Lewis Mk 1 Light Machine Gun
|Title||Lewis Mk 1 Light Machine Gun|
|Place made||United Kingdom: England|
|Date made||c 1915|
|On display||Main building: First World War Gallery: Western Front 1916|
The Lewis light machine gun is a gas operated, air cooled, full automatic only weapon that fires from an open bolt. It has a fixed barrel surrounded by an aluminum radiator which is enclosed in a tubular barrel jacket. The barrel jacket is open at both ends. When the weapon is fired the muzzle blast causes the air to flow inside the jacket from rear to front, providing forced air cooling for the barrel. The operating action uses a rotating bolt which has four radial locking lugs located at the rear which lock into recesses in the receiver walls.

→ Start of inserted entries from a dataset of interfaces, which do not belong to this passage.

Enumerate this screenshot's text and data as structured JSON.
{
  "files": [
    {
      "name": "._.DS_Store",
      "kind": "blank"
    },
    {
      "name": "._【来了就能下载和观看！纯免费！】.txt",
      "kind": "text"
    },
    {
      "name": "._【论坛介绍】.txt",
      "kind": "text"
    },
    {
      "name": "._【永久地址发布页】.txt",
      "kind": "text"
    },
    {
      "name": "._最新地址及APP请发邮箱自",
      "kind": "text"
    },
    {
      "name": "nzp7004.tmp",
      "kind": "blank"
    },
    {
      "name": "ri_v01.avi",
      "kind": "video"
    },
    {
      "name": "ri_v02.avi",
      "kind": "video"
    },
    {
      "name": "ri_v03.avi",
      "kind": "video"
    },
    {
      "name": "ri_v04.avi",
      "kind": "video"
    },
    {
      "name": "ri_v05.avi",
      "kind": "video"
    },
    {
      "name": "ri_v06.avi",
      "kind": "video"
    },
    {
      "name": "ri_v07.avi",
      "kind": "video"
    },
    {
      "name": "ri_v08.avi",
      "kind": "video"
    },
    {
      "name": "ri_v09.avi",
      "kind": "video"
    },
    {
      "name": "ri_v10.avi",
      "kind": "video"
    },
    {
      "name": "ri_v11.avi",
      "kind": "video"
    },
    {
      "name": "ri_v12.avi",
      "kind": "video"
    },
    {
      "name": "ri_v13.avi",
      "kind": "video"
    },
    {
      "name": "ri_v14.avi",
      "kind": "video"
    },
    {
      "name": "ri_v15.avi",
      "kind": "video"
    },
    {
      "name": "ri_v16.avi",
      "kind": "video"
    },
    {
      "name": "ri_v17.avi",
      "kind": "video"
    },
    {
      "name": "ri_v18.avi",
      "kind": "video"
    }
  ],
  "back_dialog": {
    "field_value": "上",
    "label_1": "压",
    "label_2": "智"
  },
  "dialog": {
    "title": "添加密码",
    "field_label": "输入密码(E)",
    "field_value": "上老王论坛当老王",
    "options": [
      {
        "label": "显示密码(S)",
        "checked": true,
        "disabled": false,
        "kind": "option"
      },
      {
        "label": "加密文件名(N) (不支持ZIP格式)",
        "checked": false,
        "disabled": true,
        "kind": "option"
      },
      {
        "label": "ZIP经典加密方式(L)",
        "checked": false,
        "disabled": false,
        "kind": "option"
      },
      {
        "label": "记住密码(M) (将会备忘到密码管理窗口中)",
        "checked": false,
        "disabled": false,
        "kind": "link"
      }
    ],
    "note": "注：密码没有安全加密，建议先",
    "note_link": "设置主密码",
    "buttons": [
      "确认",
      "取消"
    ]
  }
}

The bolt is operated by a vertical stud which enters a helical cut made in the bolt body. The stud is located on the gas piston rod and runs beneath the barrel. A gas block is located at the muzzle which is concealed by the barrel jacket. A spiral clock like spring operates a gear wheel located in a semi circular hump below the receiver. This gear wheel engages a toothed rack machined on the underside of the gas piston and cycles the bolt when the Lewis gun is fired. The firing pin is fixed to a vertical stud located on the gas piston rod. The magazine is a flat pan design which holds the cartridges in two layers. The magazine is powered by the gun by two operating pawls which engage stamped ribs located on the outside of the magazine cover. The feed arms oscillates in the horizontal plane being powered by the vertical stud located at the rear of the bolt. With each cycle of the bolt mechanism, the magazine is rotated by one notch to feed the next cartridge into the ready position. Standard furniture for the Lewis light machine gun consists of a wooden pistol grip and a wooden buttstock. A folding, detachable bipod is clamped onto the front of the barrel jacket. An optional carry handle could also be installed near the center of gravity of the gun near the rear of the barrel jacket. The receiver top plate is marked around the rear aperture sight 'Manufactured by The Birmingham Small Arms Co England' (top) with 'for Armes Automatique Lewis Belgium' (below) and LEWIS AUTO GUN MOD 1914 PAT (near the magazine). The air cooled barrel is surrounded with a cast alloy finned jacket enclosed in a two piece tubular case painted khaki. The fore sight is part of the strap that holds the two piece outer case together. The peep from the rear aperture sight is missing and a bipod is not fitted to the weapon.
The Lewis light machine gun was designed by Isaac N. Lewis who was a colonel in the United States Army. The first commercial Lewis guns were manufactured by the The British small arms manufacturer Birmingham Small Arms (BSA) Company and were initially supplied by Armes Automatiques Lewis SA which was a Belgium marketing company. At the outbreak of the First World War, BSA received orders for the mass production of Lewis guns in .303 calibre and produced over 15,000 thousand by 1918. The United States also produced Lewis guns in .30-06 calibre mainly for the United States Army Air Corps and for the United States Marine Corps. The Lewis gun saw extensive service with British and Australian forces during the First World War as a ground and aerial machine gun.